  • 82 inch wingspan
  • 18.5 inch wing chord
  • 10.5 square foot wing area
  • 3 ounces per square foot wing loading
  • 2 pound flying weight
  • 6.5 feet length
  • 7.5 inch x 9.5 inch fuselage cross-section
  • Motors used:
    • Sonic Electric SE-2809-910kv brushless outrunner (in the video)
    • First test flights with a dual stator cd-rom brushless outrunner electric motor designed and machined by Duane Drake.
      These are very small electric motors for much smaller planes and one must be very careful not to let them get hot or the wire insulation inside the motors will melt.
  • Propellor: 16.5 inch diameter by 3 inch pitch hand-carved soft balsa from the trash cans at the Apollo 11 model airport in Van Nuys, California(from crashed model "trainer 40" ailerons)
  • Battery: Kokam 1250 mAh 2 cell lithium ion polymer. The newest of the new technology.
  • Radio reciever: Mikro spf-5 glitchless single conversion, 4 channel
  • Servos: (two: rudder/ elevator) Hitec hs-55's
  • ESC (electronic speed control): Castle Creations 25 Amp brushless
  • Wheels: mains: 4.5 inch diameter doggie box foam discs (2 ea.) Exactly like the landing gear on the Foam & Tape Cub except 3 times larger and .055 piano wire struts and axle.
  • Steerable tailwheel: Two lids from plastic half-gallon skim milk bottles. LIGHT blue
  • Pushrods for Rudder and elevators: 5.5 foot long spliced red cocktail straws sliding inside regular straws.
  • Gear and tailgroup rigging: multi-strand sewing thread
  • Fuselage truss x-rigging: Target store brand tape, the same thing the whole plane is built with (no glue used, the straws are only taped together)
  • Prop spinner: carved from the foam that servos are boxed with. Just the right squishyness.
  • Covering: One layer yellow and blue red and green Reynolds kitchen wrap stuck on with glue stick. Not heat shrunk. The wing tips have different colors or else you REALLY can't see which way it's flying sometimes because the plane is see-through.
  • Field repairs in minutes after MAJOR crash damage: bamboo skewers and bundles of straws all quickly taped on; rebuilding it is easy later.
  • The wingspar alone took a week to make -- a truss of bundled drinking straws.
  • The whole plane has about 600 straws: 3 250-count boxes @ $1.25 each at Smart and Final grocery stores. The gluestick was more expensive.
The plane is VERY easy to fly but is awkward to carry around and transport and store (the wing is standing in the spare bathtub and the body is in the hot garage). You have to angle the wing to get it through a door. The Mama Bear is definitely not a beginner project. It's "easy" to make, but tons of work. Sorry, I haven't written plans for it yet, but email me and I'll answer your questions.

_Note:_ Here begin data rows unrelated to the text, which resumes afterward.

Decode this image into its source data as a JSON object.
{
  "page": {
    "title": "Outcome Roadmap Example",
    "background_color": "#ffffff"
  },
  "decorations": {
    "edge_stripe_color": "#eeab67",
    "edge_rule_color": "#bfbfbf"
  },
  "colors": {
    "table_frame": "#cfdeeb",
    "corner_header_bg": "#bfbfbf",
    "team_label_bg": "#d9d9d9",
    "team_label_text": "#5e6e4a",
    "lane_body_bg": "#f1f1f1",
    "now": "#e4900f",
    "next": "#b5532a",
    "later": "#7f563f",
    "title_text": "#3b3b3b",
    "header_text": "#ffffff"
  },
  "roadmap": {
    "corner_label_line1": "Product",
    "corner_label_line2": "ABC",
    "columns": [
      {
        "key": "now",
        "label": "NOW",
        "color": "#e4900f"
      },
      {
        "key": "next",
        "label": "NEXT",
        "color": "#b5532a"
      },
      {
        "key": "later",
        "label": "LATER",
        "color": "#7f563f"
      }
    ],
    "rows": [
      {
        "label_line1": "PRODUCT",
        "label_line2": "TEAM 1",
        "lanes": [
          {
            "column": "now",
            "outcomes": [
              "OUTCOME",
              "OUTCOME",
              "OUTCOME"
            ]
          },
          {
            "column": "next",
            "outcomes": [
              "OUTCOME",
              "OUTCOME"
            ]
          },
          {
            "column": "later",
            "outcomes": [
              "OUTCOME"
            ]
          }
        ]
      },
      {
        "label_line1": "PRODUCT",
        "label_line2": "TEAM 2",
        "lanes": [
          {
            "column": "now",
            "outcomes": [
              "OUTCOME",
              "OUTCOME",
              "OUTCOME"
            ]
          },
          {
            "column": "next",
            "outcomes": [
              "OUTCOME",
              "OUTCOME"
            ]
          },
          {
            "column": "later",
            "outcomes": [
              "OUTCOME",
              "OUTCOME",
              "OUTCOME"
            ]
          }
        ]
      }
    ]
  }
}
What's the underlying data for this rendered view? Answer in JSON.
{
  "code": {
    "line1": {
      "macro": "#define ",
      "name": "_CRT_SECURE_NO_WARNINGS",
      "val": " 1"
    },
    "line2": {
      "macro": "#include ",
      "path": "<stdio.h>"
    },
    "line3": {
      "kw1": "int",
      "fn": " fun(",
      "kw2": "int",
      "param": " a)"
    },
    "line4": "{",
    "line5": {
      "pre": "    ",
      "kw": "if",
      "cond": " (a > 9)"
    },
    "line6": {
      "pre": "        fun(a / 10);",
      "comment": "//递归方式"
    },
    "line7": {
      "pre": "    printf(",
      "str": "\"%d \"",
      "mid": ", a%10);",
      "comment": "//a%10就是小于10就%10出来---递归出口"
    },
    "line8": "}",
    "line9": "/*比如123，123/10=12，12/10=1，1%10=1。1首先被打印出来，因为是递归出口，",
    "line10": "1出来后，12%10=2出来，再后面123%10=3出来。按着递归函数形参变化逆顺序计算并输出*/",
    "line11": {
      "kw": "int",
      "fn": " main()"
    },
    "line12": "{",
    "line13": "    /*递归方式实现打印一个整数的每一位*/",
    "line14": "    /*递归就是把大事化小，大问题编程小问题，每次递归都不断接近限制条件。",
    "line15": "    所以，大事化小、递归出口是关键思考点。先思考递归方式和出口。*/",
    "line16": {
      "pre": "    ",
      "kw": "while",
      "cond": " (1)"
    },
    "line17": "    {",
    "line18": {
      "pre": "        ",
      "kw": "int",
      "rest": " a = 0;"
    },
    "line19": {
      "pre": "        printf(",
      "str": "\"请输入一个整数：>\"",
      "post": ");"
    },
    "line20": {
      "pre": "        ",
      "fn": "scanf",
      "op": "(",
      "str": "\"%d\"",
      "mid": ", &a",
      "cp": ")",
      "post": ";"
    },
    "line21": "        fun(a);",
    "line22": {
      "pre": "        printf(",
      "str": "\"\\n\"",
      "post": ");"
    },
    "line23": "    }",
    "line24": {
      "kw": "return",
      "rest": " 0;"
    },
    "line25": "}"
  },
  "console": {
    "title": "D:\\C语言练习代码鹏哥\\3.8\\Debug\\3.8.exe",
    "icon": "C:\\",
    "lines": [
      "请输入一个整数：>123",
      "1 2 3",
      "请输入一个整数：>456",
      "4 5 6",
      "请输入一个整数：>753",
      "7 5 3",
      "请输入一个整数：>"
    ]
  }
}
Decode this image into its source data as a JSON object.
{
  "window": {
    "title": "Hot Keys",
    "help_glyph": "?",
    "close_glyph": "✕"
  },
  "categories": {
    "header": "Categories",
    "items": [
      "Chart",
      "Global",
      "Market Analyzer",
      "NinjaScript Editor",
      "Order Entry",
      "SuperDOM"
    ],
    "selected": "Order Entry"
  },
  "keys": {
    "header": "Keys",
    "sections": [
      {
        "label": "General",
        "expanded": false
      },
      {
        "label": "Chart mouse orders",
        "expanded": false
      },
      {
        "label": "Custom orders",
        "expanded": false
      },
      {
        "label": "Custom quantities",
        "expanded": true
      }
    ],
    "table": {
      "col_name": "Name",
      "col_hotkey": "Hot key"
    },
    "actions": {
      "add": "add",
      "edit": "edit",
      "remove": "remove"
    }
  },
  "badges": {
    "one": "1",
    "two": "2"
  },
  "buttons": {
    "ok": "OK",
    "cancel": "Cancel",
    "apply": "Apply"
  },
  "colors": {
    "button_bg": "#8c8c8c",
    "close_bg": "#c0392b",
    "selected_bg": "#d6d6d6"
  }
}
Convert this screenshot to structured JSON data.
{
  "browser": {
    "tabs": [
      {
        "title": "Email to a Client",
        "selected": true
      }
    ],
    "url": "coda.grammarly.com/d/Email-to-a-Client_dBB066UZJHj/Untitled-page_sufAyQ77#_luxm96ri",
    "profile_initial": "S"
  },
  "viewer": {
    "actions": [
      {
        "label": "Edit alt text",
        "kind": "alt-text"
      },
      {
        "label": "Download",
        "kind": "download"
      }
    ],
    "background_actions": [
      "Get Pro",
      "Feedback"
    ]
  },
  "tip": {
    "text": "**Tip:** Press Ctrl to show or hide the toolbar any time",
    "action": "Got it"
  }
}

From the May '07 Airport Journals

Aviation Career Day 2007 Attracts 1,400 High School Students

By Fred "Crash" Blechman

Carl Rankin and the Jules Verne Among those flying very light radio-controlled model airplanes in The Black Sheep Squadron area of the hangar was Carl Rankin, designer and builder of this triplane made from plastic soda straws, thin plastic kitchen wrap and string. It flew perfectly.